Exercise prompt: Every line below containing the word "name" should be found and copied.

Records for this task:
------------------------------------------------------------

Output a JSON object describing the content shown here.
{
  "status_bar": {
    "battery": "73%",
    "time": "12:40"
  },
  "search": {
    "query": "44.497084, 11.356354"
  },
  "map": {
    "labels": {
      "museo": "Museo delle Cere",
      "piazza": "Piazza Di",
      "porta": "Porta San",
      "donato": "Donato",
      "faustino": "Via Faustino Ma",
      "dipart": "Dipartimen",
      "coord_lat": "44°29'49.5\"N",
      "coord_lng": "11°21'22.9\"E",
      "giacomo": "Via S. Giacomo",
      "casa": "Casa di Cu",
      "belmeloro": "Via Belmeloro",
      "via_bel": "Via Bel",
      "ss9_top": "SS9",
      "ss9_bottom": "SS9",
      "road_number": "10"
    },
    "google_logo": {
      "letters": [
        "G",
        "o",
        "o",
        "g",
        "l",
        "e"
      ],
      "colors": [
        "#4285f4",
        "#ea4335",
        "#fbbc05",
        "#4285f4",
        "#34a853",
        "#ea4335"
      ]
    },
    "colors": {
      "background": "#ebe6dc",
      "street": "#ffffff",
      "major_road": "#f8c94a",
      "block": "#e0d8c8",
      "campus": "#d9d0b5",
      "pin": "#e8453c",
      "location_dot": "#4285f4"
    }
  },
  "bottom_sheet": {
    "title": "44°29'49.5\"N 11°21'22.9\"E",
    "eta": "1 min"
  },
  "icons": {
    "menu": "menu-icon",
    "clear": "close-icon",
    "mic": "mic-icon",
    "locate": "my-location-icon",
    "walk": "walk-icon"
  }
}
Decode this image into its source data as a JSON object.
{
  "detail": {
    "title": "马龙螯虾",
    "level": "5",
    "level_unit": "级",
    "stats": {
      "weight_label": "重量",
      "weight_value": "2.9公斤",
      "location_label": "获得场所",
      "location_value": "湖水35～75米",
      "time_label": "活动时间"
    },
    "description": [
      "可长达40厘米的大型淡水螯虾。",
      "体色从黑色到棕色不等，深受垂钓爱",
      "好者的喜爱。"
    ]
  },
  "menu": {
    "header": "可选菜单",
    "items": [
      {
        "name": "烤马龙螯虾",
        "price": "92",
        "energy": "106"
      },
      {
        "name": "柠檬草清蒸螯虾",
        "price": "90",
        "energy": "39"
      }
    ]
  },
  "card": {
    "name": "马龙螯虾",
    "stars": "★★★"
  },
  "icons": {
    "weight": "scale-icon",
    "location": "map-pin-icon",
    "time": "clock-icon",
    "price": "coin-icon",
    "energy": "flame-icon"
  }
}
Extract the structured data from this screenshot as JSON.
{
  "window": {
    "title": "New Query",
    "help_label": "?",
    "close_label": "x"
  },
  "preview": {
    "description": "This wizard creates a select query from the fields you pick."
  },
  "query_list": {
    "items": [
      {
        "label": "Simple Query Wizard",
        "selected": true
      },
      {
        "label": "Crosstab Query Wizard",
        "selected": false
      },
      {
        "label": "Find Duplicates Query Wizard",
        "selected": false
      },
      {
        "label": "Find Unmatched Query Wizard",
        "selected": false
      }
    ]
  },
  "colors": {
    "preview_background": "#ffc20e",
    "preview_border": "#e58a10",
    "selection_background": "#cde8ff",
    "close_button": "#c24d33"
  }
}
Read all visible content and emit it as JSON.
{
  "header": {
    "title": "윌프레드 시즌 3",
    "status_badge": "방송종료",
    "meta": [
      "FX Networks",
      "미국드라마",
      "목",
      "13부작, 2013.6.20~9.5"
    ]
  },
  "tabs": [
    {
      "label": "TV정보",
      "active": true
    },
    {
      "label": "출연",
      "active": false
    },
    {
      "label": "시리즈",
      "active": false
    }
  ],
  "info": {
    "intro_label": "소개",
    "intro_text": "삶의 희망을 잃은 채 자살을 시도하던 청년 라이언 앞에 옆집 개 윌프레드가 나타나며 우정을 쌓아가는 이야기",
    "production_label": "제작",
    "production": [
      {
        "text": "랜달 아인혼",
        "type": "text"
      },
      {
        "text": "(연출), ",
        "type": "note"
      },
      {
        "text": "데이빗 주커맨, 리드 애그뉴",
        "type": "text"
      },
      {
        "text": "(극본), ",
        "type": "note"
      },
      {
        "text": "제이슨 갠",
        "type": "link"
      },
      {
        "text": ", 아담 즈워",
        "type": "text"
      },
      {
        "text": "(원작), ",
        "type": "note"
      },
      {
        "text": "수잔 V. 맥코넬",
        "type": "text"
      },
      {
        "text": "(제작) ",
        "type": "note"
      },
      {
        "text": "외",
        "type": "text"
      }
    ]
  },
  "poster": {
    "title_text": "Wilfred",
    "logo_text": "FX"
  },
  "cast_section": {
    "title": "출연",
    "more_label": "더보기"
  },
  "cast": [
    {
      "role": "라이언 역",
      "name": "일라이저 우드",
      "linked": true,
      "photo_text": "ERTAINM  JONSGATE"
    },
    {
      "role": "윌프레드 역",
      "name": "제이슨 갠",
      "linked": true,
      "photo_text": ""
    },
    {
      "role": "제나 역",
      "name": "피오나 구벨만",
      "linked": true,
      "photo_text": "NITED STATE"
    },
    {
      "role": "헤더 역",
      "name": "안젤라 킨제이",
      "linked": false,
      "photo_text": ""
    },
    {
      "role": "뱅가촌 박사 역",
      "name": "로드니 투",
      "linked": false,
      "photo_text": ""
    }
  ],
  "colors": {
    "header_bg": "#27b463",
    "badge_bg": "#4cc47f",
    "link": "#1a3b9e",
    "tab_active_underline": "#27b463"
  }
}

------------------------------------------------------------

Response area:
        "name": "烤马龙螯虾",
        "name": "柠檬草清蒸螯虾",
    "name": "马龙螯虾",
      "name": "일라이저 우드",
      "name": "제이슨 갠",
      "name": "피오나 구벨만",
      "name": "안젤라 킨제이",
      "name": "로드니 투",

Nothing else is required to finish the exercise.